§ Your task
Each line of the records that holds the word "value" should be copied out.

◇ ◇ ◇ ◇

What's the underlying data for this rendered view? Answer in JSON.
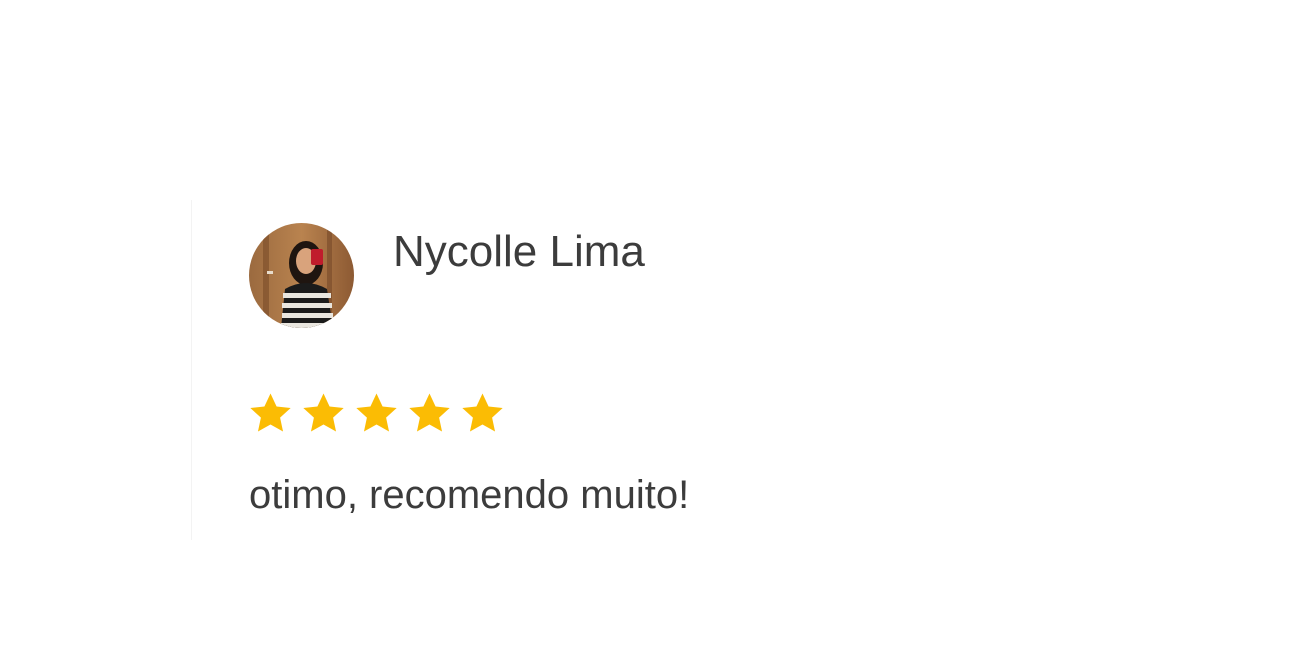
{
  "review": {
    "reviewer": {
      "name": "Nycolle Lima",
      "avatar_icon": "profile-photo"
    },
    "rating": {
      "value": 5,
      "max": 5,
      "star_icon": "star-icon",
      "star_color": "#FBBC04"
    },
    "text": "otimo, recomendo muito!"
  }
}
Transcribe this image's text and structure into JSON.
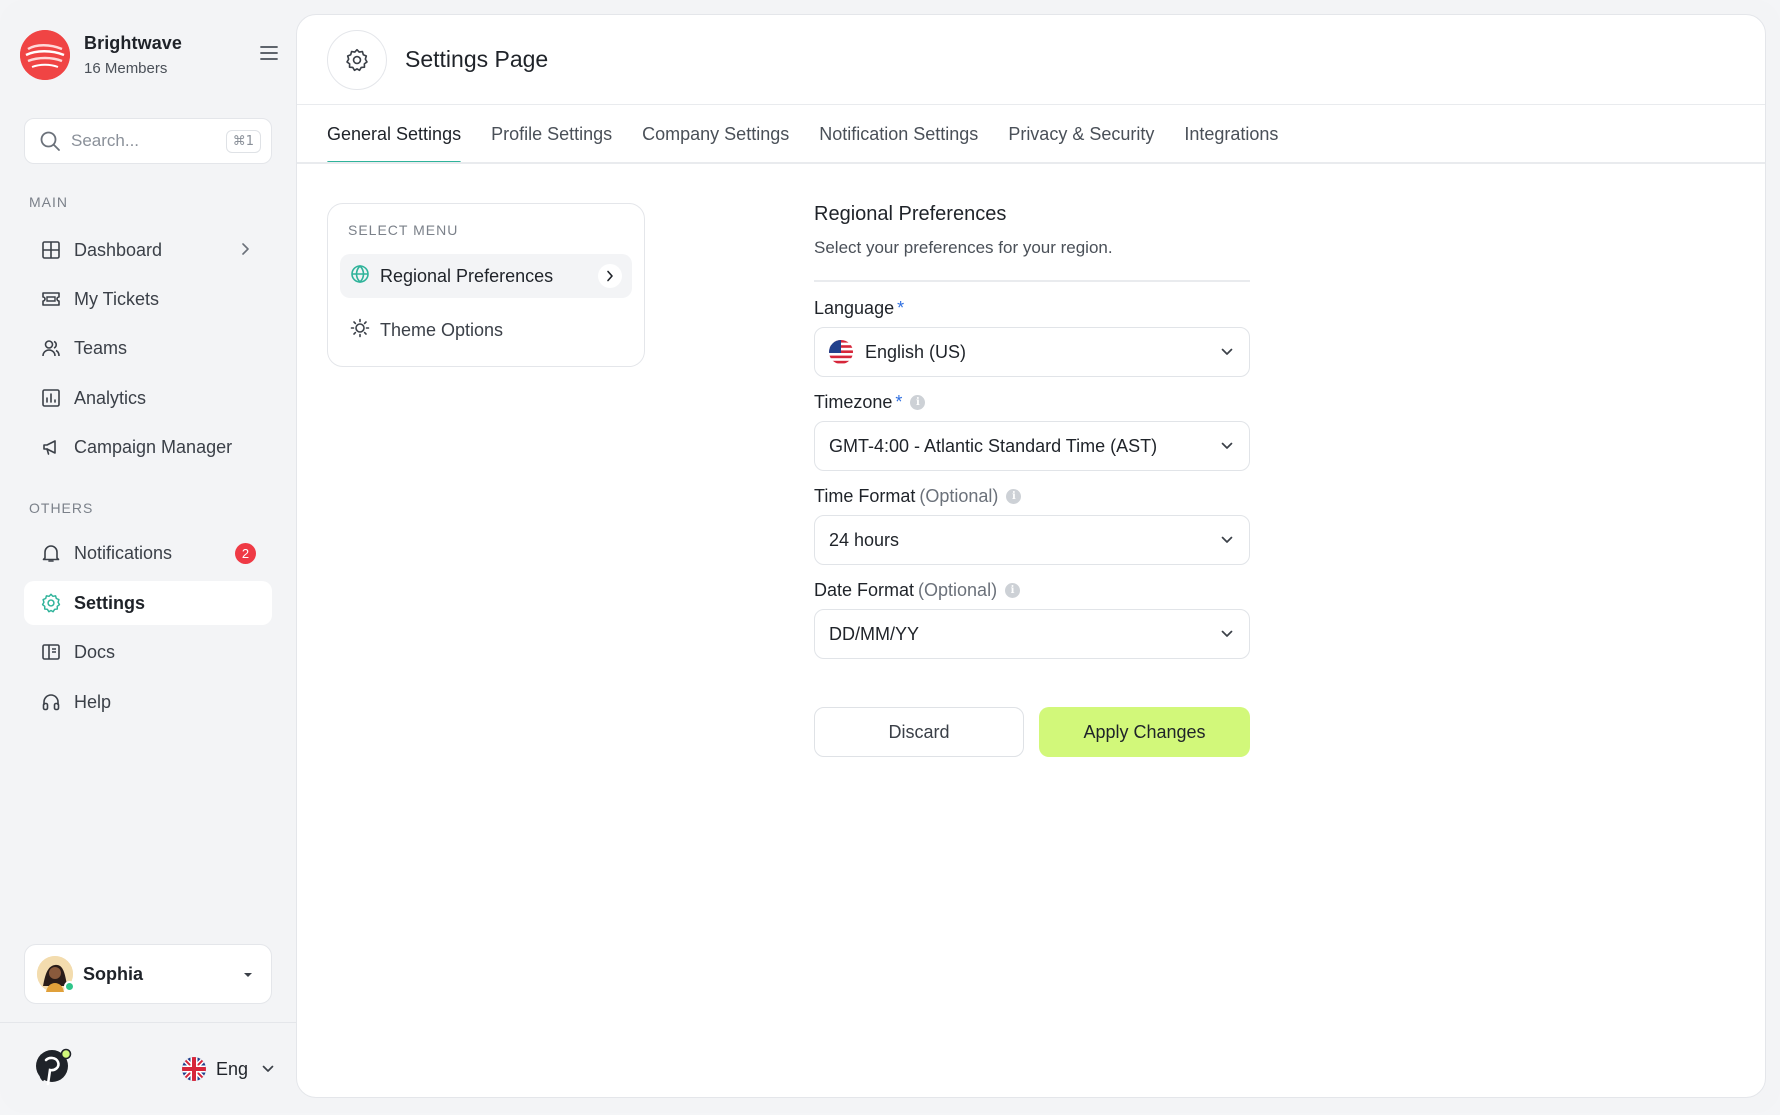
{
  "workspace": {
    "name": "Brightwave",
    "members": "16 Members"
  },
  "search": {
    "placeholder": "Search...",
    "shortcut": "⌘1"
  },
  "sidebar": {
    "main_label": "MAIN",
    "others_label": "OTHERS",
    "main_items": [
      {
        "label": "Dashboard",
        "icon": "dashboard-icon"
      },
      {
        "label": "My Tickets",
        "icon": "ticket-icon"
      },
      {
        "label": "Teams",
        "icon": "users-icon"
      },
      {
        "label": "Analytics",
        "icon": "analytics-icon"
      },
      {
        "label": "Campaign Manager",
        "icon": "megaphone-icon"
      }
    ],
    "other_items": [
      {
        "label": "Notifications",
        "icon": "bell-icon",
        "badge": "2"
      },
      {
        "label": "Settings",
        "icon": "gear-icon",
        "active": true
      },
      {
        "label": "Docs",
        "icon": "docs-icon"
      },
      {
        "label": "Help",
        "icon": "headphones-icon"
      }
    ]
  },
  "user": {
    "name": "Sophia",
    "status": "online"
  },
  "language_switch": {
    "label": "Eng"
  },
  "header": {
    "title": "Settings Page"
  },
  "tabs": [
    {
      "label": "General Settings",
      "active": true
    },
    {
      "label": "Profile Settings"
    },
    {
      "label": "Company Settings"
    },
    {
      "label": "Notification Settings"
    },
    {
      "label": "Privacy & Security"
    },
    {
      "label": "Integrations"
    }
  ],
  "select_menu": {
    "header": "SELECT MENU",
    "items": [
      {
        "label": "Regional Preferences",
        "icon": "globe-icon",
        "active": true
      },
      {
        "label": "Theme Options",
        "icon": "sun-icon"
      }
    ]
  },
  "form": {
    "title": "Regional Preferences",
    "subtitle": "Select your preferences for your region.",
    "fields": {
      "language": {
        "label": "Language",
        "required": "*",
        "value": "English (US)"
      },
      "timezone": {
        "label": "Timezone",
        "required": "*",
        "value": "GMT-4:00 - Atlantic Standard Time (AST)"
      },
      "time_format": {
        "label": "Time Format",
        "optional": "(Optional)",
        "value": "24 hours"
      },
      "date_format": {
        "label": "Date Format",
        "optional": "(Optional)",
        "value": "DD/MM/YY"
      }
    },
    "discard_label": "Discard",
    "apply_label": "Apply Changes"
  },
  "colors": {
    "accent": "#2fb39a",
    "apply": "#d2f87a",
    "brand": "#f04444",
    "badge": "#ef3a45"
  }
}
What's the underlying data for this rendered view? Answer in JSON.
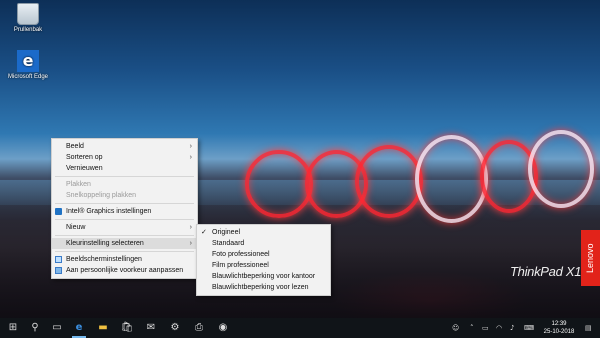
{
  "desktop": {
    "icons": [
      {
        "label": "Prullenbak",
        "icon": "recycle-bin-icon"
      },
      {
        "label": "Microsoft Edge",
        "icon": "edge-icon"
      }
    ],
    "brand": "ThinkPad X1",
    "oem_logo": "Lenovo"
  },
  "context_menu": {
    "items": [
      {
        "label": "Beeld",
        "submenu": true,
        "disabled": false
      },
      {
        "label": "Sorteren op",
        "submenu": true,
        "disabled": false
      },
      {
        "label": "Vernieuwen",
        "submenu": false,
        "disabled": false
      },
      {
        "label": "Plakken",
        "submenu": false,
        "disabled": true
      },
      {
        "label": "Snelkoppeling plakken",
        "submenu": false,
        "disabled": true
      },
      {
        "label": "Intel® Graphics instellingen",
        "submenu": false,
        "disabled": false,
        "icon": "intel-graphics-icon"
      },
      {
        "label": "Nieuw",
        "submenu": true,
        "disabled": false
      },
      {
        "label": "Kleurinstelling selecteren",
        "submenu": true,
        "disabled": false,
        "highlighted": true
      },
      {
        "label": "Beeldscherminstellingen",
        "submenu": false,
        "disabled": false,
        "icon": "display-settings-icon"
      },
      {
        "label": "Aan persoonlijke voorkeur aanpassen",
        "submenu": false,
        "disabled": false,
        "icon": "personalize-icon"
      }
    ]
  },
  "color_submenu": {
    "items": [
      {
        "label": "Origineel",
        "checked": true
      },
      {
        "label": "Standaard",
        "checked": false
      },
      {
        "label": "Foto professioneel",
        "checked": false
      },
      {
        "label": "Film professioneel",
        "checked": false
      },
      {
        "label": "Blauwlichtbeperking voor kantoor",
        "checked": false
      },
      {
        "label": "Blauwlichtbeperking voor lezen",
        "checked": false
      }
    ],
    "check_glyph": "✓"
  },
  "taskbar": {
    "buttons": [
      "start-icon",
      "search-icon",
      "task-view-icon",
      "edge-icon",
      "file-explorer-icon",
      "store-icon",
      "mail-icon",
      "settings-icon",
      "printer-icon",
      "app-icon"
    ],
    "tray_icons": [
      "people-icon",
      "chevron-up-icon",
      "battery-icon",
      "network-icon",
      "volume-icon",
      "keyboard-icon"
    ],
    "time": "12:39",
    "date": "25-10-2018"
  },
  "colors": {
    "accent": "#76b9ed",
    "menu_bg": "#f2f2f2",
    "lenovo_red": "#e2231a"
  }
}
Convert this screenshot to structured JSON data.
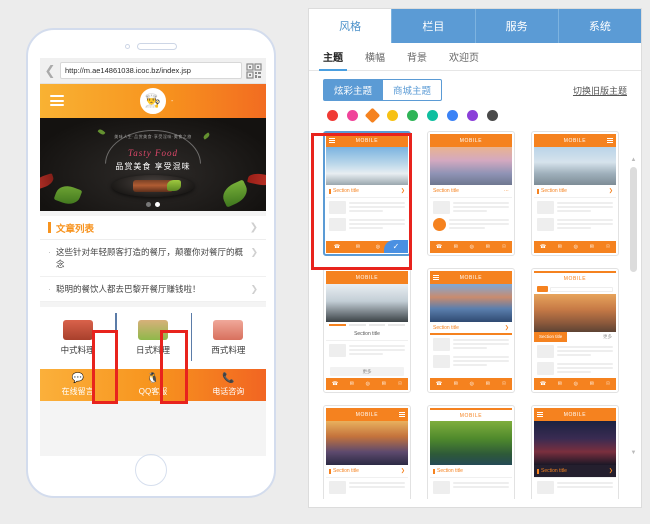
{
  "phone": {
    "browser": {
      "back_icon": "chevron-left-icon",
      "url": "http://m.ae14861038.icoc.bz/index.jsp",
      "qr_icon": "qr-code-icon"
    },
    "site_header": {
      "menu_icon": "hamburger-menu-icon",
      "logo_glyph": "👨‍🍳",
      "title_mini": "-"
    },
    "banner": {
      "arc_text": "美味人生·品赏美食·享受淫味·美食之旅",
      "script": "Tasty Food",
      "subtitle": "品赏美食 享受混味",
      "dots": 2,
      "active_dot": 1
    },
    "article_list": {
      "title": "文章列表",
      "chevron_icon": "chevron-right-icon",
      "items": [
        "这些针对年轻顾客打造的餐厅，颠覆你对餐厅的概念",
        "聪明的餐饮人都去巴黎开餐厅赚钱啦！"
      ]
    },
    "categories": [
      {
        "label": "中式料理",
        "icon": "chinese-food-icon"
      },
      {
        "label": "日式料理",
        "icon": "japanese-food-icon"
      },
      {
        "label": "西式料理",
        "icon": "western-food-icon"
      }
    ],
    "bottom_nav": [
      {
        "label": "在线留言",
        "glyph": "💬",
        "icon": "message-icon"
      },
      {
        "label": "QQ客服",
        "glyph": "🐧",
        "icon": "qq-penguin-icon"
      },
      {
        "label": "电话咨询",
        "glyph": "📞",
        "icon": "phone-icon"
      }
    ]
  },
  "editor": {
    "main_tabs": [
      {
        "label": "风格",
        "active": true
      },
      {
        "label": "栏目",
        "active": false
      },
      {
        "label": "服务",
        "active": false
      },
      {
        "label": "系统",
        "active": false
      }
    ],
    "sub_tabs": [
      {
        "label": "主题",
        "active": true
      },
      {
        "label": "横幅",
        "active": false
      },
      {
        "label": "背景",
        "active": false
      },
      {
        "label": "欢迎页",
        "active": false
      }
    ],
    "theme_toggle": [
      {
        "label": "炫彩主题",
        "active": true
      },
      {
        "label": "商城主题",
        "active": false
      }
    ],
    "legacy_link": "切换旧版主题",
    "swatches": [
      {
        "color": "#f03a35",
        "selected": false
      },
      {
        "color": "#f0439a",
        "selected": false
      },
      {
        "color": "#f5821f",
        "selected": true
      },
      {
        "color": "#f7c113",
        "selected": false
      },
      {
        "color": "#2fb457",
        "selected": false
      },
      {
        "color": "#0fbfa0",
        "selected": false
      },
      {
        "color": "#3b82f6",
        "selected": false
      },
      {
        "color": "#8b3fd9",
        "selected": false
      },
      {
        "color": "#4a4a4a",
        "selected": false
      }
    ],
    "templates": [
      {
        "id": 1,
        "header": "MOBILE",
        "section": "Section title",
        "selected": true,
        "photo": "snowy-mountain-photo",
        "layout": "header-photo-section-rows-footer",
        "check_icon": "check-icon"
      },
      {
        "id": 2,
        "header": "MOBILE",
        "section": "Section title",
        "selected": false,
        "photo": "sunset-beach-photo",
        "layout": "header-photo-section-rows-footer",
        "more_glyph": "⋯"
      },
      {
        "id": 3,
        "header": "MOBILE",
        "section": "Section title",
        "selected": false,
        "photo": "winter-road-photo",
        "layout": "header-photo-section-rows-footer"
      },
      {
        "id": 4,
        "header": "MOBILE",
        "section": "Section title",
        "selected": false,
        "photo": "snow-peak-photo",
        "layout": "header-photo-nav-section-rows-more-footer",
        "more_label": "更多"
      },
      {
        "id": 5,
        "header": "MOBILE",
        "section": "Section title",
        "selected": false,
        "photo": "lake-mountain-photo",
        "layout": "header-photo-section-rows-footer"
      },
      {
        "id": 6,
        "header": "MOBILE",
        "section": "Section title",
        "selected": false,
        "photo": "desert-road-photo",
        "layout": "header-search-photo-tabs-rows-footer",
        "tab_right": "更多"
      },
      {
        "id": 7,
        "header": "MOBILE",
        "section": "Section title",
        "selected": false,
        "photo": "ocean-rock-sunset-photo",
        "layout": "header-photo-section"
      },
      {
        "id": 8,
        "header": "MOBILE",
        "section": "Section title",
        "selected": false,
        "photo": "green-frog-photo",
        "layout": "plainheader-photo-section"
      },
      {
        "id": 9,
        "header": "MOBILE",
        "section": "Section title",
        "selected": false,
        "photo": "night-city-photo",
        "layout": "header-photo-section"
      }
    ],
    "scrollbar": {
      "up_icon": "chevron-up-icon",
      "down_icon": "chevron-down-icon"
    }
  },
  "annotations": {
    "color": "#e8231d",
    "boxes": [
      {
        "name": "divider-left-highlight"
      },
      {
        "name": "divider-right-highlight"
      },
      {
        "name": "selected-template-highlight"
      }
    ]
  }
}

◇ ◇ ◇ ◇

§ Written answer
      "value": 5,
        "value": "English (US)"
        "value": "GMT-4:00 - Atlantic Standard Time (AST)"
        "value": "24 hours"
        "value": "DD/MM/YY"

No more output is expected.